I’ve watched ride sharing companies Uber and Lyft with a great deal of interest. The idea of having a system where vehicle owners can connect with people wanting ride to the benefit of both appeals to me. But I’ve always been put off by both services’ centralized nature. Centralized systems are too easy for the state to regulate or shutdown and lend themselves too well to the central authority placing every stricter rules on the users. Uber has decided to flex its centralized power by banning both drivers and passengers from carrying firearms while using its service:
Uber Technologies says it is banning firearms of any kind during rides arranged through the Uber platform, and drivers or riders who violate the rule may lose access to the platform. The rules also apply to Uber’s affiliates.
The company said Friday it changed its firearms policy on June 10 to make sure riders and drivers feel comfortable. In a statement, Uber said it made the change after reviewing feedback from both passengers and Uber drivers. Previously it had deferred to local law on the issue.
I could point out concealed means concealed and that Uber doesn’t have an legal authority so carrying while using its service isn’t criminal. But I firmly believe if a company doesn’t want to do business with me then I don’t want to do business with it. I’m also of the opinion that it should be up to the driver, the person who owns the vehicle after all, to decide what they do and do not want to allow in their vehicle. A decentralized ride sharing service would allows drivers to make such decisions.

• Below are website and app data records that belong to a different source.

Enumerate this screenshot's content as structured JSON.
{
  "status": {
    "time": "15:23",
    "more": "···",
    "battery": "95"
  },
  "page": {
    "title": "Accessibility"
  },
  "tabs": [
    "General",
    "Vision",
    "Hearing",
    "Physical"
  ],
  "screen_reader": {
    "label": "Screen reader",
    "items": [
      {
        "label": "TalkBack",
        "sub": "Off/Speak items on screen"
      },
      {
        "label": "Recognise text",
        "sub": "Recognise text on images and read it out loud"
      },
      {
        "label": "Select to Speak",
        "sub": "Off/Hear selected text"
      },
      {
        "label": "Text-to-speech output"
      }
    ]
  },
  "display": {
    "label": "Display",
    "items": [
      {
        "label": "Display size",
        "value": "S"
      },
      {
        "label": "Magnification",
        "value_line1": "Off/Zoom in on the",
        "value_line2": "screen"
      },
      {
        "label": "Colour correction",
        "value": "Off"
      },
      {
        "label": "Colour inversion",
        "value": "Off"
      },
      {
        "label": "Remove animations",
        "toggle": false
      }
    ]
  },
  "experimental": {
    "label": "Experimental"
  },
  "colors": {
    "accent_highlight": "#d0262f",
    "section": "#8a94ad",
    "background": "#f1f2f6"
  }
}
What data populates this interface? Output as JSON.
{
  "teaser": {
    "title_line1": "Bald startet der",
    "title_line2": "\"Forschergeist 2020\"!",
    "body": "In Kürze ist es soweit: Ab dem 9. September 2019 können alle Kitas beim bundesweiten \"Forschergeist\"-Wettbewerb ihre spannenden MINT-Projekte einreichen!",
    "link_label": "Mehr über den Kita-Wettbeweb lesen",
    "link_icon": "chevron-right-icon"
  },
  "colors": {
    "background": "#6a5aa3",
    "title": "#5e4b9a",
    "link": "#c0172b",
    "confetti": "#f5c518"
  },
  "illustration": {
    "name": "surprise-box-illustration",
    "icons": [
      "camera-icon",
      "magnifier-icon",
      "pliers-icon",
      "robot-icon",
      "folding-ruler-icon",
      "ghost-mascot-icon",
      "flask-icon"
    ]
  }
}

This announcement is rather ironic though. Whereas most companies that announce gun prohibitions don’t have a history involving firearms Uber does. One of its drivers actually prevented a mass shooting:
A group of people had been walking in front of the driver around 11:50 p.m. Friday in the 2900 block of North Milwaukee Avenue when Everardo Custodio, 22, began firing into the crowd, Quinn said.
The driver pulled out a handgun and fired six shots at Custodio, hitting him several times, according to court records. Responding officers found Custodio lying on the ground, bleeding, Quinn said. No other injuries were reported.
With this new policy Uber is effectively saying it would have preferred if more people had died in that incident. I don’t want to do business with a company that doesn’t want to do business with me and I certainly don’t want to do business with a company that would rather people die than its drivers and passengers be armed.